The IRE Resource Center is a major research library containing more than 23,250 investigative stories — both print and broadcast. These stories are searchable online or by contacting the Resource Center directly (573-882-3364 or firstname.lastname@example.org) where a researcher can help you pinpoint what you need. Browse or search the tipsheet section of our library below. Stories are not available for download but can be easily ordered by contacting the Resource Center:
The IRE Resource Center is a major research library containing more than 23,250 investigative stories — both print and broadcast.
These stories are searchable online or by contacting the Resource Center directly (573-882-3364 or email@example.com) where a researcher can help you pinpoint what you need.
Browse or search the tipsheet section of our library below. Stories are not available for download but can be easily ordered by contacting the Resource Center:
Search results for "heads-of-state" ...
Corruption costs an estimated $1.5 trillion per year worldwide, and it often takes the form of heads of state and their families looting public treasuries and expropriating resources for their personal gain. Less known is the fact that Western governments are sometimes complicit in this kleptocracy, particularly the United States, often out of America’s insatiable thirst for oil. Filthy Rich is the result of a one-year investigation by CNBC Senior Correspondent Scott Cohn and the network’s Investigations Inc. team. This original documentary focuses primarily on two countries: Azerbaijan in Central Asia and Equatorial Guinea in West Africa. Among the most corrupt countries in the world, the ruling families of both these oil-rich nations benefit from their close ties to the U.S. In the modern world, the U.S. is forced to make a choice between U.S. oil interests and U.S. values; Filthy Rich finds that all too often, U.S. oil interests win out.
CBS News reported that the No-Fly List, compiled after 9/11 to "prevent an Islamic terrorist who's associated with al-Queda from getting on a plane" is "incomplete, inaccurate, outdated, and a source of aggravation to thousands of innocent Americans." The version available to airport screeners is "sanitized of the most sensitive information", because "intelligence agencies that supply the names don't want them circulated to airport employees in foreign countries for fear that they could end up in the hands of terrorists." Before 9/11 the list had 16 names on it; after 9/11, the list grew to include 44 thousand names, not including an additional 75 thousand names on the additional security screening list. Now there's another list: names of people who have shouldn't be on the first list. You have to apply to get on that list. The list airport screeners see has no birth dates or physical descriptions.
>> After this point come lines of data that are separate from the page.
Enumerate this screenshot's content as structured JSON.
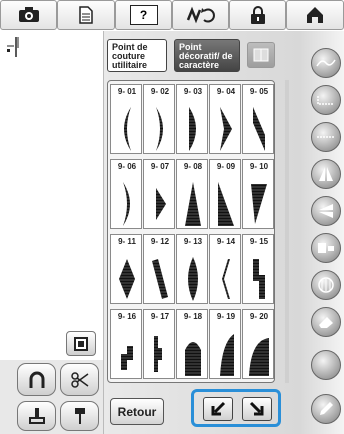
{
  "toolbar": {
    "buttons": [
      {
        "name": "camera-button",
        "icon": "camera-icon"
      },
      {
        "name": "document-button",
        "icon": "document-icon"
      },
      {
        "name": "help-button",
        "icon": "help-icon",
        "label": "?"
      },
      {
        "name": "feed-dogs-button",
        "icon": "feed-dogs-icon"
      },
      {
        "name": "lock-button",
        "icon": "lock-icon"
      },
      {
        "name": "home-button",
        "icon": "home-icon"
      }
    ]
  },
  "categories": {
    "utility_label": "Point de couture utilitaire",
    "decorative_label": "Point décoratif/ de caractère"
  },
  "stitches": [
    {
      "code": "9- 01",
      "shape": "crescent-left"
    },
    {
      "code": "9- 02",
      "shape": "crescent-right"
    },
    {
      "code": "9- 03",
      "shape": "half-oval"
    },
    {
      "code": "9- 04",
      "shape": "chevron-right"
    },
    {
      "code": "9- 05",
      "shape": "bar-slant"
    },
    {
      "code": "9- 06",
      "shape": "crescent-right"
    },
    {
      "code": "9- 07",
      "shape": "triangle-right"
    },
    {
      "code": "9- 08",
      "shape": "triangle-up"
    },
    {
      "code": "9- 09",
      "shape": "right-triangle"
    },
    {
      "code": "9- 10",
      "shape": "wedge"
    },
    {
      "code": "9- 11",
      "shape": "diamond"
    },
    {
      "code": "9- 12",
      "shape": "parallelogram"
    },
    {
      "code": "9- 13",
      "shape": "leaf"
    },
    {
      "code": "9- 14",
      "shape": "zigzag-diamond"
    },
    {
      "code": "9- 15",
      "shape": "steps"
    },
    {
      "code": "9- 16",
      "shape": "steps-small"
    },
    {
      "code": "9- 17",
      "shape": "bracket"
    },
    {
      "code": "9- 18",
      "shape": "dome"
    },
    {
      "code": "9- 19",
      "shape": "curve-wedge"
    },
    {
      "code": "9- 20",
      "shape": "hill"
    }
  ],
  "actions": {
    "back_label": "Retour"
  },
  "colors": {
    "highlight": "#2a8fd8"
  }
}
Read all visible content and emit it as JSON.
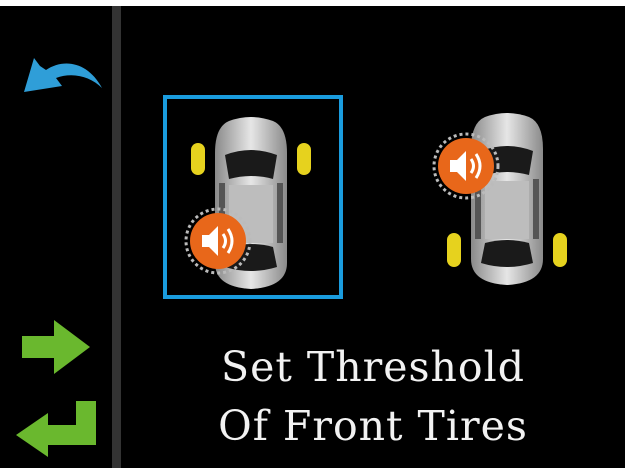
{
  "screen": {
    "title_line1": "Set Threshold",
    "title_line2": "Of Front Tires"
  },
  "sidebar": {
    "buttons": [
      {
        "name": "back",
        "icon": "curved-back-arrow-icon",
        "color": "#2f9ed8"
      },
      {
        "name": "next",
        "icon": "right-arrow-icon",
        "color": "#6ab82e"
      },
      {
        "name": "enter",
        "icon": "enter-return-arrow-icon",
        "color": "#6ab82e"
      }
    ]
  },
  "options": [
    {
      "id": "front-tires",
      "selected": true,
      "highlight_color": "#1a9cde",
      "highlighted_tires": "front"
    },
    {
      "id": "rear-tires",
      "selected": false,
      "highlighted_tires": "rear"
    }
  ],
  "colors": {
    "background": "#000000",
    "tire_highlight": "#e6d21e",
    "alarm_badge": "#e8671a"
  }
}
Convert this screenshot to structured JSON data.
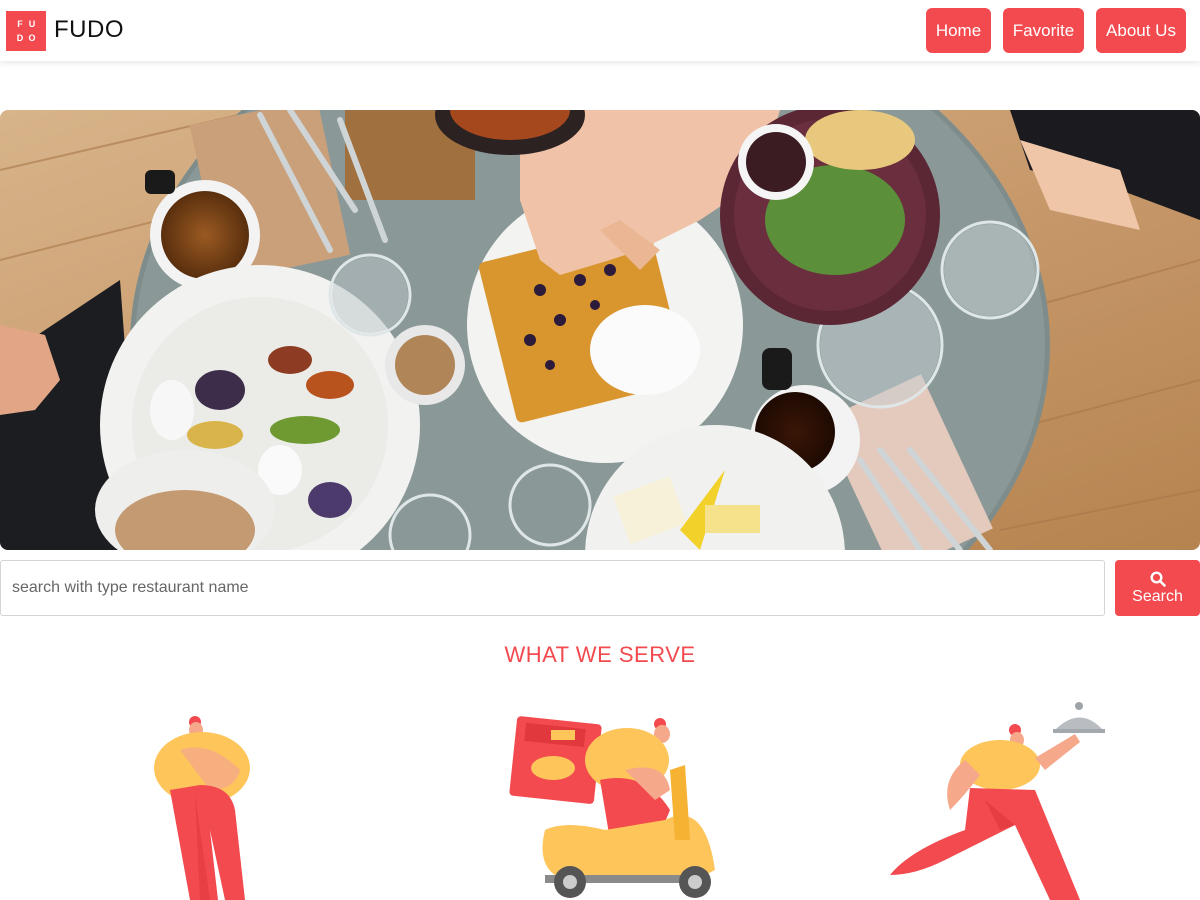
{
  "header": {
    "logo_letters": [
      "F",
      "U",
      "D",
      "O"
    ],
    "brand": "FUDO",
    "nav": {
      "home": "Home",
      "favorite": "Favorite",
      "about": "About Us"
    }
  },
  "hero": {
    "image": "restaurant-table-food-photo"
  },
  "search": {
    "placeholder": "search with type restaurant name",
    "value": "",
    "button_label": "Search",
    "icon": "search-icon"
  },
  "serve": {
    "title": "WHAT WE SERVE",
    "illustrations": [
      "cook-illustration",
      "delivery-scooter-illustration",
      "waiter-running-illustration"
    ]
  },
  "colors": {
    "accent": "#f24a4f",
    "yellow": "#fdc55a",
    "skin": "#f6a98a"
  }
}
For the past three years, the TSA has spent about 144 million dollars to develop a program called Secure Flight-- it hasn't been implemented yet.
Tags: Department of Homeland Security; anti-war activists; Iraq; No-Fly List; wiretaps; FBI; Excel; heads-of-state; Transportation Security Administration; TSA; data dump; National Security News Service; Joe Trento; NSA; Zaccarias Moussaoui; FBI Terrorist's Screening Center; Donna Bucella; Dawud Salahuddin; David Belfield; Kip Hawley; Cathy Berrick; General Accounting Office; Secure Flight
Last summer, the UN-backed Special Court for Sierra Leone indicted Charles Taylor, then president of Liberiann fir crimes allegedly committed during the civil war in neighboring Sierra Leone. It was only the second time a head of state had been indicted for international war crimes while in office. Prosecutors alleged Taylor was a central figure in a global criminal network that controlled rebels in Sierra Leone who committed murder, enslavement, rape and forced children into combat. American Radio Works journalists Deborah George and Michael Montgomery closely follow the work of investigators and prosecutors as they developed the cases against Taylor and other warlords. The Special Court was established last year in a treat between the UN and the Sierra Leone government and uses a mix of national and international law.